Kaufman Interfaith Institute receives grant to bridge gap between science and religion
GVL/Luke Holmes President haas speaks with Doug Kindschi Oct. 26 in Grand Valley’s Center for Health Sciences.
The John Templeton Foundation awarded the Kaufman Interfaith Institute at Grand Valley State University a grant of $938,975 to conduct a project based on how religion is impacted by science.
The money will largely be spent on organizing workshops and paying participants for their work in the project. Kelly Clark, senior research fellow at the Kaufman Interfaith Institute, said the project consists of professors, philosophers, physicists and biologists, all of whom identify with Judaism, Christianity or Islam.
GVL / Kevin Sielaff Former dean of math and sciences, P. Douglas Kindschi, speaks before the Kindschi Hall of Science. Grand Valley celebrates the P. Douglas Kindschi Hall of Science with a dedication ceremony Friday, August 28th, 2015. The dedication recognized both Grand Valley and state officials that made the realization of this building possible.
He said participants come from a variety of different countries and will work together and discuss matters related to interfaith cooperation and how to encourage “scientific inquiry among Abrahamic believers.” The project will take place over two years and in many different countries, eventually concluding in a conference in Istanbul.
After the project is completed, Clark said the institute is counting on two books to be published, a video and numerous scholarly articles to be created about the project.
The grant is the largest the institute has received in its six years of existence. Clark said the institute typically receives one to two grants a year in the $50,000 range, and this grant is a “quantum leap forward” from what they typically expect.
The director of the Kaufman Interfaith Institute, Douglas Kindschi, said the institute is already in talks with GVSU president Thomas Haas about future grants, but wasn’t willing to specify from which organizations. Although the grant is large, Kindschi said it is only one step forward in the right direction.
“I don't think the mission of the institute will be realized until we finally have peace between religions,” Kindschi said. “It could be very well be the most important issue the world will face in the 21st century, whether the religions can live together in peace.”

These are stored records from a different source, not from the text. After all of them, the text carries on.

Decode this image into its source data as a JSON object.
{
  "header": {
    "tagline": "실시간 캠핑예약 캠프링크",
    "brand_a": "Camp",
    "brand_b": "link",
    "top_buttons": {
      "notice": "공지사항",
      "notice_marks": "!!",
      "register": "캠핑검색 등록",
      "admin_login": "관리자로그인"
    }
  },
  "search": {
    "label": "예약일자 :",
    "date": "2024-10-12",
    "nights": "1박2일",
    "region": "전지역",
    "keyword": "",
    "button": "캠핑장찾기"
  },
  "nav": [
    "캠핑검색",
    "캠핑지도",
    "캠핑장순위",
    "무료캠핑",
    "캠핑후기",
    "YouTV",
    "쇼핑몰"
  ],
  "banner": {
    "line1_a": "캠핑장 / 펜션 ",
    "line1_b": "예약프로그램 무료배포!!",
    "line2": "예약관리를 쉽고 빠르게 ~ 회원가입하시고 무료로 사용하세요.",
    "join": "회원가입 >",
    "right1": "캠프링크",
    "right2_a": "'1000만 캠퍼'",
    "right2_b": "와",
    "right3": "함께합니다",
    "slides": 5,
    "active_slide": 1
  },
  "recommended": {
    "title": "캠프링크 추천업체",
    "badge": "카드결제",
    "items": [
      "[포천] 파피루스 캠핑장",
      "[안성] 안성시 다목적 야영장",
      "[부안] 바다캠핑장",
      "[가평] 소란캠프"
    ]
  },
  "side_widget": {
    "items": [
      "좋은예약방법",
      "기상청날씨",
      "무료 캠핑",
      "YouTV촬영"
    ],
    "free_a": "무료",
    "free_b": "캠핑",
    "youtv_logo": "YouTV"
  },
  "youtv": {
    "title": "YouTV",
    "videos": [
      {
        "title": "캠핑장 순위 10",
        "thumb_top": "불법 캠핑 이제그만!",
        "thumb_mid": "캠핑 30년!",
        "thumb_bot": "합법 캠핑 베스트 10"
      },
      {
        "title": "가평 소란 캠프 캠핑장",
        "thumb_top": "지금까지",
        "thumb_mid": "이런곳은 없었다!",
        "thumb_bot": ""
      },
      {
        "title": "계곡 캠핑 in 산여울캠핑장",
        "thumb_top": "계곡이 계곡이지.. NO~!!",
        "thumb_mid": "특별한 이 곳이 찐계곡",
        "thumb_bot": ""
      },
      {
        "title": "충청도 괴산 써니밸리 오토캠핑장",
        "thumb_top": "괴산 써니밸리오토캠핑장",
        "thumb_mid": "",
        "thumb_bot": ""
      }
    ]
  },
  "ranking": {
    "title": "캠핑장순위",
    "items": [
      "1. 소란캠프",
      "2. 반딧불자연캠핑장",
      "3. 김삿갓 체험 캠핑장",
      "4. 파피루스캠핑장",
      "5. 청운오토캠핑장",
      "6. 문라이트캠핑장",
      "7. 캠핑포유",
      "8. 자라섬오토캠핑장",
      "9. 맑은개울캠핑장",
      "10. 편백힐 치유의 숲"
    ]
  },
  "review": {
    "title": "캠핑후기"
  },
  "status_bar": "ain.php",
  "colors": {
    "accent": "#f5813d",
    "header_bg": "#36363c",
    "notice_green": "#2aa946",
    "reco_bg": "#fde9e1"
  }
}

Clark said sometimes the nature of religion and science puts them at odds with each other and there are “battles on both sides.” Clark has written a book about the topic called “Religion and the Sciences of Origins” published in 2014. He said a lot of the Abrahamic traditions are in agreement that modern science is opposed to their religious views, something that will be addressed in the project.
“What we're going to do is see if there is some middle ground, if people could be both sides of science-affirming and faith-affirming,” Clark said.

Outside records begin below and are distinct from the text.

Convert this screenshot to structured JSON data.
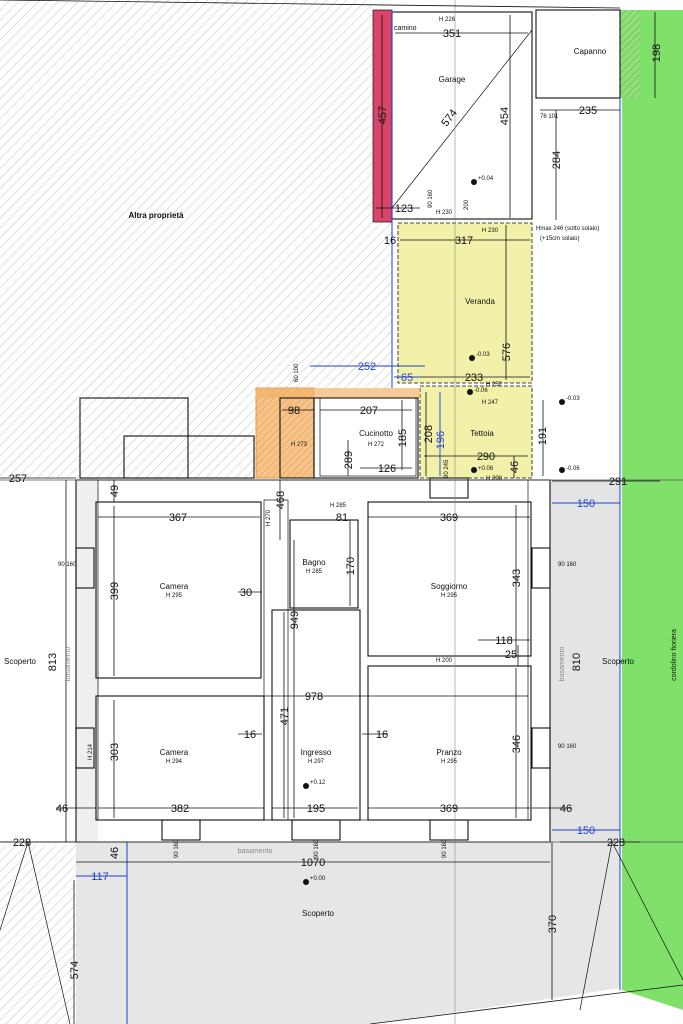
{
  "areas": {
    "altra_proprieta": "Altra proprietà",
    "scoperto_left": "Scoperto",
    "scoperto_right": "Scoperto",
    "scoperto_bottom": "Scoperto",
    "basamento_left": "basamento",
    "basamento_right": "basamento",
    "basamento_bottom": "basamento",
    "cordolino": "cordolino fioriera",
    "camino": "camino"
  },
  "rooms": {
    "garage": {
      "name": "Garage",
      "h": "H 226"
    },
    "capanno": {
      "name": "Capanno"
    },
    "veranda": {
      "name": "Veranda"
    },
    "tettoia": {
      "name": "Tettoia"
    },
    "cucinotto": {
      "name": "Cucinotto",
      "h": "H 272"
    },
    "bagno": {
      "name": "Bagno",
      "h": "H 285"
    },
    "camera1": {
      "name": "Camera",
      "h": "H 295"
    },
    "soggiorno": {
      "name": "Soggiorno",
      "h": "H 295"
    },
    "camera2": {
      "name": "Camera",
      "h": "H 294"
    },
    "ingresso": {
      "name": "Ingresso",
      "h": "H 297"
    },
    "pranzo": {
      "name": "Pranzo",
      "h": "H 295"
    },
    "ripostiglio": {
      "h": "H 273"
    }
  },
  "heights": {
    "h230a": "H 230",
    "h230b": "H 230",
    "h252": "H 252",
    "h247": "H 247",
    "h290": "H 290",
    "h285b": "H 285",
    "h200": "H 200",
    "h270": "H 270",
    "h214": "H 214",
    "hmax": "Hmax 246 (sotto solaio)",
    "hmax2": "(+15cm solaio)"
  },
  "levels": [
    "+0.04",
    "-0.03",
    "-0.03",
    "-0.06",
    "+0.06",
    "-0.06",
    "+0.12",
    "+0.00"
  ],
  "windows": {
    "w1": "90\n160",
    "w2": "90\n160",
    "w3": "90\n160",
    "w4": "90\n160",
    "w5": "90\n160",
    "w6": "90\n160",
    "w7": "90\n160",
    "w8": "76\n101",
    "w9": "60\n100",
    "w10": "90\n245"
  },
  "dims": {
    "d351": "351",
    "d457": "457",
    "d574a": "574",
    "d454": "454",
    "d198": "198",
    "d235": "235",
    "d284": "284",
    "d123": "123",
    "d200": "200",
    "d16a": "16",
    "d317": "317",
    "d576": "576",
    "d252": "252",
    "d65": "65",
    "d233": "233",
    "d98": "98",
    "d207": "207",
    "d185": "185",
    "d208": "208",
    "d196": "196",
    "d191": "191",
    "d290": "290",
    "d289": "289",
    "d126": "126",
    "d46a": "46",
    "d257": "257",
    "d291": "291",
    "d49": "49",
    "d468": "468",
    "d367": "367",
    "d81": "81",
    "d369a": "369",
    "d150a": "150",
    "d399": "399",
    "d30": "30",
    "d949": "949",
    "d170": "170",
    "d343": "343",
    "d118": "118",
    "d25": "25",
    "d813": "813",
    "d810": "810",
    "d978": "978",
    "d303": "303",
    "d471": "471",
    "d16b": "16",
    "d16c": "16",
    "d346": "346",
    "d46b": "46",
    "d382": "382",
    "d195": "195",
    "d369b": "369",
    "d46c": "46",
    "d150b": "150",
    "d228a": "228",
    "d228b": "228",
    "d46d": "46",
    "d1070": "1070",
    "d117": "117",
    "d370": "370",
    "d574b": "574"
  },
  "colors": {
    "red": "#d9456a",
    "yellow": "#f1f1a9",
    "orange": "#f4b46a",
    "green": "#7fe06a",
    "grey": "#e6e6e6",
    "blue": "#1f3fd8"
  }
}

The Kaufman Interfaith Institute was founded on the interfaith work done by Sylvia Kaufman, which has lead to the creation of the Triennial Interfaith Dialogue and the West Michigan Academic Consortium. The institute was founded in her honor, with Kindschi as its founding director. Kindschi said at the time he would only agree to be the founding director if he could “really build (the institute) up.” Since then, Kindschi said the institute has grown due to last year’s Year of Interfaith Understanding and cooperation between the institute and the Interfaith Youth Corps.
“It keeps getting bigger and bigger all the time,” he said. “We're just really excited that it's going to go international.”
Kindschi said while the project won’t solve the problems between different religions, it aims to help by setting a precedent for other institutions to follow. He said the Kaufman Interfaith Institute is part of a movement.
“If there are hundreds of Kaufman (Interfaith) Institutes around the world, and if there are hundreds of people and programs that are working to bring Christians, Muslims and Jews together to talk about these things and learn respect for each other, then yes, maybe we’ll solve the problem,” Kindschi said.